How Much More Can I Juggle?

How Much More Can I Juggle?



Carrie

The chair of the department has requested that I work with Carrie,  a young, 1st year teacher who is experiencing classroom management difficulties. Her attendance is poor and her lesson plans when she turns them in are incomplete.

After chatting with the teacher informally on several occasions, I learn that she is in the process of divorcing her husband. Carrie is leaving an interracial marriage with two children. Her husband doesn’t want to divorce; her parents never approved of the union. Every evening is a steady stream/barrage  of phone calls, unexpected knocks at the door, meal preparation,  homework monitoring. Of course,  lesson planning and assessing papers are  an afterthought.  Each day is a struggle to get up, get the children off to school and get to work. Carrie  is emotionally and physically spent by the time she arrives in front of her classroom door to greet her students. Daily, she hides behind her desk which nonverbally communicates to students: Do not disturb.

Coaching Challenge: Can These Teachers Be Saved?

Eventually, I am called to the office by the principal who is concerned about both teachers and wants to know what I am doing about the situation. Naturally, she is worried about the school’s test scores because both teachers teach in content areas that are tested. Priestlike in my demeanor, I DO NOT divulge any information about the two teachers’ personal lives or their weaknesses as teachers. However, because they send so many students to the office and their department chair has reported to her the state of their lesson plans, she is aware. She informs me that she is considering placing both teachers on the unsatisfactory track which is the prelude to being released.

  Historically, American schools have been the least successful educating a population living in poverty, a population often parented by the chronically unemployed, or underemployed, or chemically dependent. We call such a population at-risk. We are well aware of the adversities they face daily and our moral responsibility to try to overcome them
However, some of our teachers go through periods of living on an emotional roller coaster in their personal lives too. What is our responsibility to them?     What is my responsibility to Amina and Carrie vs. my responsibility to their students? Can they be reconciled? Can these teachers be saved? Should they be? Should I recommend to the principal that they be placed on the unsatisfactory track? Once she decides on that option, all confidentiality goes out the window because the principal becomes my client. I am obligated to report to her all that I know so that she can build a case against them. As professionals, how much of a responsibility do we have to one another? As humans, how much of a stake do we have in one another? What would you do?
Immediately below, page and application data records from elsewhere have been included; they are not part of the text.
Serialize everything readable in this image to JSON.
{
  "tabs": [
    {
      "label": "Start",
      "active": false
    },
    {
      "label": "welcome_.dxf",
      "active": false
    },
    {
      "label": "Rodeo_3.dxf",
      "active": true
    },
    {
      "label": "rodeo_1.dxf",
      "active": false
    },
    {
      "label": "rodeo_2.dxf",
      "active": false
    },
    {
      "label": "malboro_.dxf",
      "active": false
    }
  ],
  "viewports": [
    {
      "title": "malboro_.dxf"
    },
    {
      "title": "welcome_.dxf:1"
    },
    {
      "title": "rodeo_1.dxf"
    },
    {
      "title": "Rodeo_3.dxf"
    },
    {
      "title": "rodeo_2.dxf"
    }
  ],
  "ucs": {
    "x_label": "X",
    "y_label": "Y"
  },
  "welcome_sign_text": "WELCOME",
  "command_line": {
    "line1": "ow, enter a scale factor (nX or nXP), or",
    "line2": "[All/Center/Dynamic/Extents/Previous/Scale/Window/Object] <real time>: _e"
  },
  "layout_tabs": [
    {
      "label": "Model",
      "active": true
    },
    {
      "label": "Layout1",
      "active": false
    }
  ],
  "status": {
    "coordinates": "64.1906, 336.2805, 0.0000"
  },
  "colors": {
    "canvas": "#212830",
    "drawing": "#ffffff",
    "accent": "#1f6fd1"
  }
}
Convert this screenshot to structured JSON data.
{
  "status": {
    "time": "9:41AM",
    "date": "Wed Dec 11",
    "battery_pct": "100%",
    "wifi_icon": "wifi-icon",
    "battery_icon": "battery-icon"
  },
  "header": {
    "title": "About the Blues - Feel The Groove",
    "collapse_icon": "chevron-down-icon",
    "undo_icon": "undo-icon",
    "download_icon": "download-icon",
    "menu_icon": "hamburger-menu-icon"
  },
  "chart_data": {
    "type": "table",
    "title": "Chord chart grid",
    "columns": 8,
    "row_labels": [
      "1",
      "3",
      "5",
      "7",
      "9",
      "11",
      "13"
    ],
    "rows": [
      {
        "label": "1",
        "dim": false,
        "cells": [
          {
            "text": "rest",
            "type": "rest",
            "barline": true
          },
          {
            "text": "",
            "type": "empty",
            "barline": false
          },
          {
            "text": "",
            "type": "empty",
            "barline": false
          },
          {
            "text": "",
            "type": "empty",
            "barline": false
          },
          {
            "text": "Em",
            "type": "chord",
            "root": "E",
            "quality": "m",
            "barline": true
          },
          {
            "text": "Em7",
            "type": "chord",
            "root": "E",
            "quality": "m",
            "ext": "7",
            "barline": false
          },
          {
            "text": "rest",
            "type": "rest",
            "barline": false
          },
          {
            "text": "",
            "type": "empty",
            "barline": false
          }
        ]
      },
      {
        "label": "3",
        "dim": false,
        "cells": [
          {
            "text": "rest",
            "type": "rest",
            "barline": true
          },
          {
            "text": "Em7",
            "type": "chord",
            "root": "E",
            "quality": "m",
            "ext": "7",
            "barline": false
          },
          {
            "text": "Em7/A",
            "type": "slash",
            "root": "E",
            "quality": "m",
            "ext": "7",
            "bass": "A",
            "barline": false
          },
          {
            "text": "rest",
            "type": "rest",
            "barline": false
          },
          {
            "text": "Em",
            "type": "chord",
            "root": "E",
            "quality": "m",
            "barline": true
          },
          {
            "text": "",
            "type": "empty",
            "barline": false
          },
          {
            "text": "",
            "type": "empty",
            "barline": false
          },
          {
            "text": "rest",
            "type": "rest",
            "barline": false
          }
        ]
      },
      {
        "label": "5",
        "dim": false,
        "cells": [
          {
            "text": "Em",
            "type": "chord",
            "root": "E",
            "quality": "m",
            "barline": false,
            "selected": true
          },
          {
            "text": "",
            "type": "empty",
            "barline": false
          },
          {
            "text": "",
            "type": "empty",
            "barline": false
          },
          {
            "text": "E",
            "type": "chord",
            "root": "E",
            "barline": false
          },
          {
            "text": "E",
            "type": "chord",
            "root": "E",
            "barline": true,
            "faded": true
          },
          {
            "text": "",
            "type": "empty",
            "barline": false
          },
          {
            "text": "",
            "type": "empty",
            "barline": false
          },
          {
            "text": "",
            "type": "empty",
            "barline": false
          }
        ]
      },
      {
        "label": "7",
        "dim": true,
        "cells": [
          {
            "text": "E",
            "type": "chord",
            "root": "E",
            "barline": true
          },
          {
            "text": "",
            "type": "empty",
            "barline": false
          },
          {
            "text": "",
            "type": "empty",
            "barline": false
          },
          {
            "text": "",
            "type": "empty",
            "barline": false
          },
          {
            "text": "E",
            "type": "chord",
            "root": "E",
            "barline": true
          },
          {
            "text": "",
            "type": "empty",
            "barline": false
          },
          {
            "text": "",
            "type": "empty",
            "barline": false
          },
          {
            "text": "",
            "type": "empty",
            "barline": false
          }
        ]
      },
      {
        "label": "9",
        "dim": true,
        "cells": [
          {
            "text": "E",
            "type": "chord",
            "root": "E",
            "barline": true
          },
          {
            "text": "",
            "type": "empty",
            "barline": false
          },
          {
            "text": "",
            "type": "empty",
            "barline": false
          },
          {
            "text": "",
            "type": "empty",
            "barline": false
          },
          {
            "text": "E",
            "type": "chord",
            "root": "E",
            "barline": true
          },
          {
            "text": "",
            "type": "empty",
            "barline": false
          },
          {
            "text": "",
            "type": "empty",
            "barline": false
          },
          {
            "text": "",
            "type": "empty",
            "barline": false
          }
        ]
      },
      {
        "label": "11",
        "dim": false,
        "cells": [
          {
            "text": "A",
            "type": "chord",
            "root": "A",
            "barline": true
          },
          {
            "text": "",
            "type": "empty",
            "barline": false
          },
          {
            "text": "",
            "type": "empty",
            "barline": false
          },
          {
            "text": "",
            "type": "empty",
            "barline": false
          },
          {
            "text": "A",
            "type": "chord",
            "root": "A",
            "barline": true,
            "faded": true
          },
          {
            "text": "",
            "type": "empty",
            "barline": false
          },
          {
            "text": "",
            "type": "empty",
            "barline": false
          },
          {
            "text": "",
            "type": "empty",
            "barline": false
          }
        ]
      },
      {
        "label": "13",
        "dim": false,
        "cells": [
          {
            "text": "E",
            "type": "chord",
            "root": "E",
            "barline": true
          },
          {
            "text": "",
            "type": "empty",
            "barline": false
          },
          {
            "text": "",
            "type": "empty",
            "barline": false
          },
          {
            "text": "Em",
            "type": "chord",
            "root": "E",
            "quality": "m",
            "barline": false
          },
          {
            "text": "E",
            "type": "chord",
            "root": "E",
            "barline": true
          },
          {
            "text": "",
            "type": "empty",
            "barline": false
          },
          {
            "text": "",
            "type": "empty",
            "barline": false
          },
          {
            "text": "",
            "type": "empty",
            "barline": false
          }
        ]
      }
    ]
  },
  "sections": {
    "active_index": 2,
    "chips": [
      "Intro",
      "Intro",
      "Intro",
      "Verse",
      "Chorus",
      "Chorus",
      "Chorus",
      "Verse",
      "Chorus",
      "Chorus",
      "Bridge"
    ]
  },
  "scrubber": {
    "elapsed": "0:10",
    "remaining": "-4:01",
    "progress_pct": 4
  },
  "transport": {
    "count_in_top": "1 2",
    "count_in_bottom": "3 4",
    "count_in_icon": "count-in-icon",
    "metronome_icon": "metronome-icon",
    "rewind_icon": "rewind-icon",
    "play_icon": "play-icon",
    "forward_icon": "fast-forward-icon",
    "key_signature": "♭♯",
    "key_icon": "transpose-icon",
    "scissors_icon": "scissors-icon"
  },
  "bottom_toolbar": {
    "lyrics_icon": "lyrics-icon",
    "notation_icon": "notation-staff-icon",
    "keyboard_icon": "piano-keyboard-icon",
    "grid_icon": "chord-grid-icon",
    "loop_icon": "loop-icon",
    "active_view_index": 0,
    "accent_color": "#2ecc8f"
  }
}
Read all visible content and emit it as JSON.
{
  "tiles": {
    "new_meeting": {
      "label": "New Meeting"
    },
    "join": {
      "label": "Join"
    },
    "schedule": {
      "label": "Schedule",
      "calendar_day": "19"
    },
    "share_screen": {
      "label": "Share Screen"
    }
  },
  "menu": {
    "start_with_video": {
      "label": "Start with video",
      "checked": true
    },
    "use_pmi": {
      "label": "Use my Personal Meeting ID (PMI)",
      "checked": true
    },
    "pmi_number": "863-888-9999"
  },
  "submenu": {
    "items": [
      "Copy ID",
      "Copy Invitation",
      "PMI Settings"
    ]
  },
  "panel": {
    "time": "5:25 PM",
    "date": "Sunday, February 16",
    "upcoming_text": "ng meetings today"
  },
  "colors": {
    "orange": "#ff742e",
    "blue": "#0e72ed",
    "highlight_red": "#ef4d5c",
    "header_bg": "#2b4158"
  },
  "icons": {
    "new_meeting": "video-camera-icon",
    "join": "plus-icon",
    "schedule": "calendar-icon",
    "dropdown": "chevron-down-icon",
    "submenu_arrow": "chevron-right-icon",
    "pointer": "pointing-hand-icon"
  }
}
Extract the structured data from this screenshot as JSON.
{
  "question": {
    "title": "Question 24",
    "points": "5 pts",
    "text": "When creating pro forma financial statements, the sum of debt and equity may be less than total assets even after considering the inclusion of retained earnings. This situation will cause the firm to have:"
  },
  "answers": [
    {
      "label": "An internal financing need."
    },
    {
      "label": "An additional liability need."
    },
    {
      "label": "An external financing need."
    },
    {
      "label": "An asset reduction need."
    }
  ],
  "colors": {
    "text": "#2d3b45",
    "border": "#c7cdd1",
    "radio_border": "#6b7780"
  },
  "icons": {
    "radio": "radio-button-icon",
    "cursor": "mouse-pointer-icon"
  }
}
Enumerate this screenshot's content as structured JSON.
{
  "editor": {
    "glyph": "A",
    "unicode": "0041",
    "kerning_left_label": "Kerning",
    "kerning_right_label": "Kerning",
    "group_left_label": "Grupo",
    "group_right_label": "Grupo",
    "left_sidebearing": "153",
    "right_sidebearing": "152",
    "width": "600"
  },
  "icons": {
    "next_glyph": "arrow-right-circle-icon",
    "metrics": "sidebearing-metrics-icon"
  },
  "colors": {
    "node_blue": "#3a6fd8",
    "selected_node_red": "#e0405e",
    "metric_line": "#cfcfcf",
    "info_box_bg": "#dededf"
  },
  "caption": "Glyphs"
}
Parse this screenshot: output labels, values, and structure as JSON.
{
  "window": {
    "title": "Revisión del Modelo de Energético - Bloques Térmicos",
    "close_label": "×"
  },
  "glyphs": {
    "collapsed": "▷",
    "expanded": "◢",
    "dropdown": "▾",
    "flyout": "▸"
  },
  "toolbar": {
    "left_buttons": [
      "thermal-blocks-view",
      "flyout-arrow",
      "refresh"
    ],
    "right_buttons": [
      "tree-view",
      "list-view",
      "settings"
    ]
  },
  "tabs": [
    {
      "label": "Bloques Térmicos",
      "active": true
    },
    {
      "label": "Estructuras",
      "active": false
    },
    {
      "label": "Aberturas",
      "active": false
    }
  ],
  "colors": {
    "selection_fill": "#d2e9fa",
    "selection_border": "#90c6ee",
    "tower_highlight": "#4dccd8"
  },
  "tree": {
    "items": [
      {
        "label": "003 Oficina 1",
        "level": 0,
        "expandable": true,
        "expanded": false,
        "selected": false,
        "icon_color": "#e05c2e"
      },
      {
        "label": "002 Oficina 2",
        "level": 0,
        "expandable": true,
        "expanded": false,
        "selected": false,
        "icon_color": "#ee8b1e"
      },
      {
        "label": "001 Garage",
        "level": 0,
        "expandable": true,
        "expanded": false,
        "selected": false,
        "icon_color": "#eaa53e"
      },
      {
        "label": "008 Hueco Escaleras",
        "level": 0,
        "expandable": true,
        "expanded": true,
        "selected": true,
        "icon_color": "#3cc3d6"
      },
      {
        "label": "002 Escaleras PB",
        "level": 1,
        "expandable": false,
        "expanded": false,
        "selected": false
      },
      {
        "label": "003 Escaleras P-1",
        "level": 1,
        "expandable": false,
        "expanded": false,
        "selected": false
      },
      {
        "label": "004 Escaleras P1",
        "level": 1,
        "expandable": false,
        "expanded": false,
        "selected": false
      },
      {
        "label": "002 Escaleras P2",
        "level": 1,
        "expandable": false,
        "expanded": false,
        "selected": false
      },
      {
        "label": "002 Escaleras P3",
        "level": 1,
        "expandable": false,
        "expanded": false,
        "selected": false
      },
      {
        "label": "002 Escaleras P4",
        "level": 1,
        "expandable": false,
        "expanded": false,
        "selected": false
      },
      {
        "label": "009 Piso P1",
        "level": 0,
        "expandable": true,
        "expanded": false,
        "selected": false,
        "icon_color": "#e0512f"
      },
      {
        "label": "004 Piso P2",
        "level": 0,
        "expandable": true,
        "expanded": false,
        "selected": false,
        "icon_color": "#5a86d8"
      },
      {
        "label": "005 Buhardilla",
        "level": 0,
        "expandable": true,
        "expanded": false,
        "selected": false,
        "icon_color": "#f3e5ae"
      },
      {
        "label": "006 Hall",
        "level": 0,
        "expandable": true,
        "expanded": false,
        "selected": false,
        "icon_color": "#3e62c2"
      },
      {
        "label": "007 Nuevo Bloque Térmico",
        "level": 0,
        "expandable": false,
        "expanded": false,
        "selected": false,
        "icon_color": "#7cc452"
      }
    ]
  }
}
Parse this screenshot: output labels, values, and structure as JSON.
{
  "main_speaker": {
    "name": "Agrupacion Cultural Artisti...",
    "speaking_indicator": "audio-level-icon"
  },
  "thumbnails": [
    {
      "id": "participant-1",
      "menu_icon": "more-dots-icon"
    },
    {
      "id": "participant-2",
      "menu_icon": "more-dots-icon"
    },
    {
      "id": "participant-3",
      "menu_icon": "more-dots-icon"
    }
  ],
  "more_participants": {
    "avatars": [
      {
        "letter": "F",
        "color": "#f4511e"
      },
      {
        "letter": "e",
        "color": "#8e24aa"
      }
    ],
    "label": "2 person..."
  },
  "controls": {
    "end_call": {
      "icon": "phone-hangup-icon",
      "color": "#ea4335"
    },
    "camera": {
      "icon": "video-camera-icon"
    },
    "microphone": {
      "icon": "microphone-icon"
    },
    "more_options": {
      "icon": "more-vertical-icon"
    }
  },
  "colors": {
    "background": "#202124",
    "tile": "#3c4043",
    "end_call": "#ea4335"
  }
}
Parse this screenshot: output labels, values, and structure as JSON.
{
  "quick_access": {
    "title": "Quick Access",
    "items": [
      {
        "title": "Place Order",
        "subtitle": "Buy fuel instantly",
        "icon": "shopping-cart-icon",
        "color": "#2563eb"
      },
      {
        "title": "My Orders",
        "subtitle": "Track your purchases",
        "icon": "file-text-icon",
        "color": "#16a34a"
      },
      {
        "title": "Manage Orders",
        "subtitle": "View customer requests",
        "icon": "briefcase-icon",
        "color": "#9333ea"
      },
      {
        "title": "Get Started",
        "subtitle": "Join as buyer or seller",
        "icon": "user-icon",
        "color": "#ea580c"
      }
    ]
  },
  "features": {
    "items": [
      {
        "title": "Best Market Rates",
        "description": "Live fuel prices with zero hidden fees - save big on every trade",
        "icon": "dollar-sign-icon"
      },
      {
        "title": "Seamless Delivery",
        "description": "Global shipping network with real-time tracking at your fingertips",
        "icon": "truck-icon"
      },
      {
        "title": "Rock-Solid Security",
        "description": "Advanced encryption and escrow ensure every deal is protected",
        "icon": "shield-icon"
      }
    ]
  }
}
A Coach’s Journey

Which Path Should I Take?

Which Path Should I Take?